“A valet is privy to the most intimate details of his employer’s, or in this case, his master’s life,” Gordon-Reed wrote in the Pulitzer Prize-winning “The Hemingses of Monticello,” published in 2008. “The position requires extreme trust and discretion. Jefferson, who preferred manipulation (he would say incentive) to outright coercion, would easily have known how to build the trust of his wife’s young brother, particularly since the foundation, a shared father, had already been laid.”
Few details exist of what Hemings did in Philadelphia while Jefferson drafted the Declaration. He likely dressed Jefferson, brought him his meals and spent time in town on errands. He had no bedroom of his own, so he might have slept in the hallway outside Jefferson’s rooms, or in a nearby barn.
“Jefferson didn’t keep a day-to-day, personal diary, so we don’t know a lot about Hemings during that time,” Stanton says.
Jefferson kept Hemings close to him until 1784, when, for reasons undetermined, he decided to leave Hemings back in Virginia while he moved to Paris on a diplomatic mission. Hemings, meanwhile, had met a slave named Dolly from another Virginia plantation, and, wishing to marry her, sought emancipation in 1794. “Bob’s business has been hastened into such a situation as to make it difficult for me to reject it,” Jefferson wrote to his son-in-law, Thomas Mann Rudolph.
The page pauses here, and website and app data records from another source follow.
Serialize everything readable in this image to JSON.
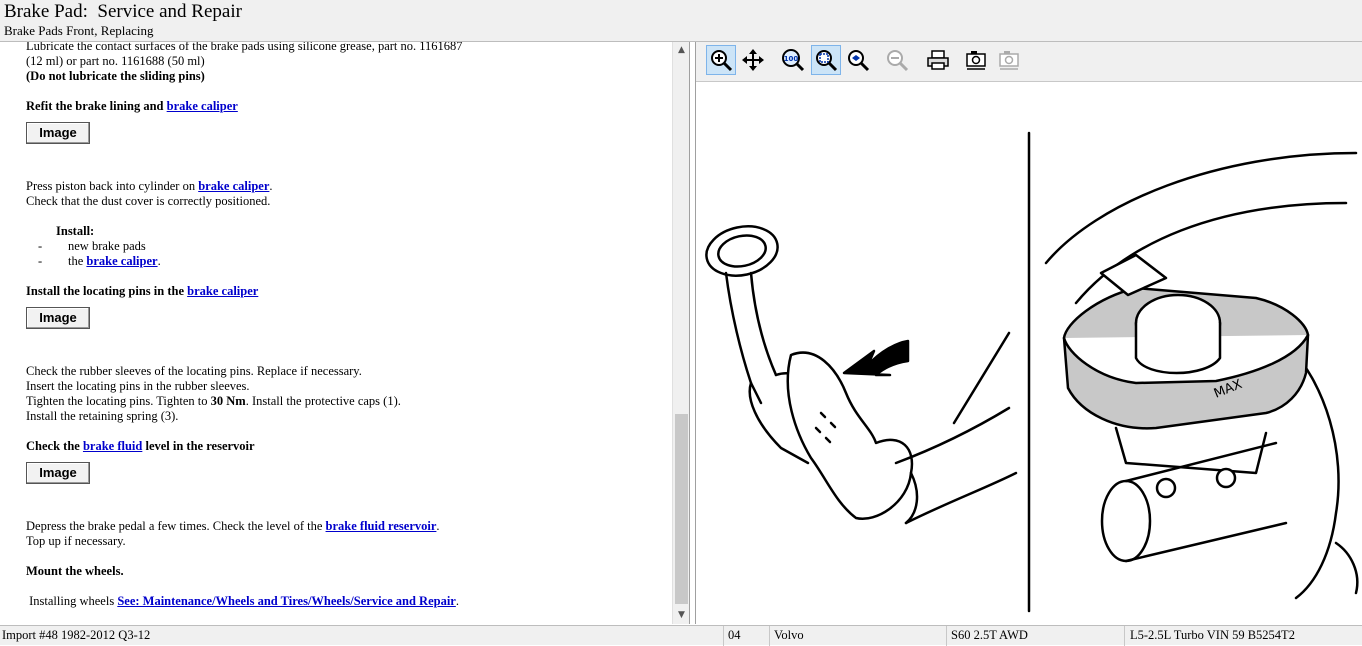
{
  "header": {
    "title": "Brake Pad:  Service and Repair",
    "subtitle": "Brake Pads Front, Replacing"
  },
  "doc": {
    "lube_line1": "Lubricate the contact surfaces of the brake pads using silicone grease, part no. 1161687",
    "lube_line2": "(12 ml) or part no. 1161688 (50 ml)",
    "lube_note": "(Do not lubricate the sliding pins)",
    "refit_text": "Refit the brake lining and ",
    "refit_link": "brake caliper",
    "image_button": "Image",
    "press_text": "Press piston back into cylinder on ",
    "press_link": "brake caliper",
    "press_end": ".",
    "dust_cover": "Check that the dust cover is correctly positioned.",
    "install_heading": "Install:",
    "install_dash": "-",
    "install_item1": "new brake pads",
    "install_item2_pre": "the ",
    "install_item2_link": "brake caliper",
    "install_item2_end": ".",
    "locating_text": "Install the locating pins in the ",
    "locating_link": "brake caliper",
    "sleeves": "Check the rubber sleeves of the locating pins. Replace if necessary.",
    "insert": "Insert the locating pins in the rubber sleeves.",
    "tighten_pre": "Tighten the locating pins. Tighten to ",
    "tighten_torque": "30 Nm",
    "tighten_post": ". Install the protective caps (1).",
    "spring": "Install the retaining spring (3).",
    "fluid_pre": "Check the ",
    "fluid_link": "brake fluid",
    "fluid_post": " level in the reservoir",
    "depress_pre": "Depress the brake pedal a few times. Check the level of the ",
    "depress_link": "brake fluid reservoir",
    "depress_end": ".",
    "topup": "Top up if necessary.",
    "mount": "Mount the wheels.",
    "wheels_pre": " Installing wheels ",
    "wheels_link": "See: Maintenance/Wheels and Tires/Wheels/Service and Repair",
    "wheels_end": "."
  },
  "scrollbar": {
    "up_arrow": "▲",
    "down_arrow": "▼"
  },
  "toolbar": {
    "icons": [
      "zoom-in-icon",
      "pan-icon",
      "zoom-100-icon",
      "zoom-fit-icon",
      "zoom-area-icon",
      "zoom-out-icon",
      "print-icon",
      "copy-image-icon",
      "save-image-icon"
    ]
  },
  "illustration": {
    "label": "MAX"
  },
  "status": {
    "source": "Import #48 1982-2012 Q3-12",
    "section": "04",
    "make": "Volvo",
    "model": "S60 2.5T AWD",
    "engine": "L5-2.5L Turbo VIN 59 B5254T2"
  },
  "colors": {
    "link": "#0000cc",
    "toolbar_active": "#cce4f7",
    "reservoir_fill": "#c8c8c8"
  }
}
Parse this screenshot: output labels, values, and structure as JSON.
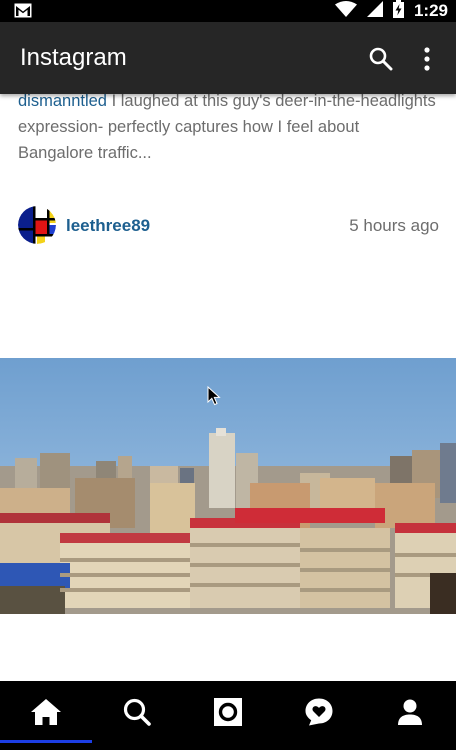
{
  "status_bar": {
    "time": "1:29",
    "icons": [
      "gmail-icon",
      "wifi-icon",
      "cellular-icon",
      "battery-charging-icon"
    ]
  },
  "app_bar": {
    "title": "Instagram",
    "icons": [
      "search-icon",
      "more-vert-icon"
    ]
  },
  "feed": {
    "previous_comment": {
      "username": "dismanntled",
      "text": " I laughed at this guy's deer-in-the-headlights expression- perfectly captures how I feel about Bangalore traffic..."
    },
    "post": {
      "username": "leethree89",
      "time_ago": "5 hours ago",
      "avatar": "mondrian-avatar",
      "photo": "city-skyline-photo"
    }
  },
  "bottom_nav": {
    "items": [
      "home-icon",
      "search-icon",
      "camera-icon",
      "activity-heart-icon",
      "profile-icon"
    ],
    "active": "home-icon",
    "active_color": "#1c3ee6"
  },
  "colors": {
    "app_bar": "#262626",
    "username_link": "#1d5f8f",
    "secondary_text": "#6d6d6d"
  }
}
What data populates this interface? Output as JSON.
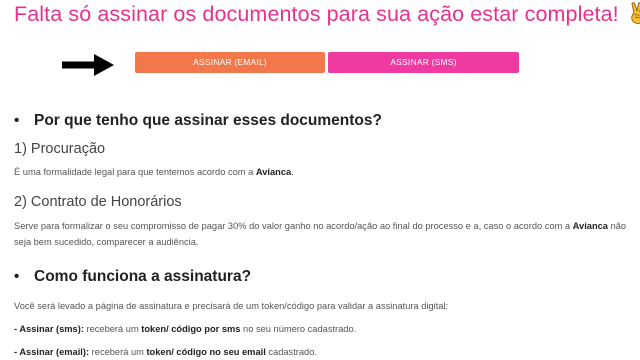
{
  "headline": {
    "text": "Falta só assinar os documentos para sua ação estar completa!",
    "emoji": "victory-hand-icon"
  },
  "buttons": {
    "email_label": "ASSINAR (EMAIL)",
    "sms_label": "ASSINAR (SMS)"
  },
  "colors": {
    "headline": "#e8318f",
    "email_button": "#f2784b",
    "sms_button": "#ef3aa1"
  },
  "section1": {
    "heading": "Por que tenho que assinar esses documentos?",
    "procuracao": {
      "title": "1) Procuração",
      "text_before": "É uma formalidade legal para que tentemos acordo com a ",
      "company": "Avianca",
      "text_after": "."
    },
    "contrato": {
      "title": "2) Contrato de Honorários",
      "text_before": "Serve para formalizar o seu compromisso de pagar 30% do valor ganho no acordo/ação ao final do processo e a, caso o acordo com a ",
      "company": "Avianca",
      "text_after": " não seja bem sucedido, comparecer a audiência."
    }
  },
  "section2": {
    "heading": "Como funciona a assinatura?",
    "intro": "Você será levado a página de assinatura e precisará de um token/código para validar a assinatura digital:",
    "sms": {
      "label": "- Assinar (sms):",
      "text1": " receberá um ",
      "bold": "token/ código por sms",
      "text2": " no seu número cadastrado."
    },
    "email": {
      "label": "- Assinar (email):",
      "text1": " receberá um ",
      "bold": "token/ código no seu email",
      "text2": " cadastrado."
    }
  }
}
Jefferson is believed to have freed around 10 slaves in his lifetime, Stanton says, and Hemings was the first, although Jefferson’s role was indirect. He allowed a French emigre in Richmond, Dr. George Frederick Stras, to advance him the purchase price for Heming’s freedom, around $200. Hemings, in turn, would work for Stras and pay off the debt. A letter from Jefferson’s daughter, Martha J. Randolph, suggests Hemings knew well that Jefferson was surprised and unhappy that he wished to leave.
“I saw Bob frequently while In Richmond,” Randolph wrote to her father. “He expressed great uneasiness at having quitted you in the manner he did and repeatedly declared that he would never have left you to live with any person but his wife. He appeared to be so much affected at having deserved your anger that I could not refuse my intercession when so warmly solicited towards obtaining your forgiveness. The poor creature seems so deeply impressed with a sense of his ingratitude as to be rendered quite unhappy by it but he could not prevail upon himself to give up his wife and child.”
By 1799, Hemings had apparently won his freedom and his name turns up on Virginia tax rolls. Documents indicate he managed a livery or hauling business, lived with his family on a half-acre lot in Richmond and named Jefferson’s son-in-law the executor of his will, which bequeathed all of his holdings to his wife and children.
He died in 1819, the exact date and cause undetermined.
“Poor old Robert Hemmings is dead,” Martha J. Randolph wrote to her father in August of that year.
There is no record of Thomas Jefferson’s response.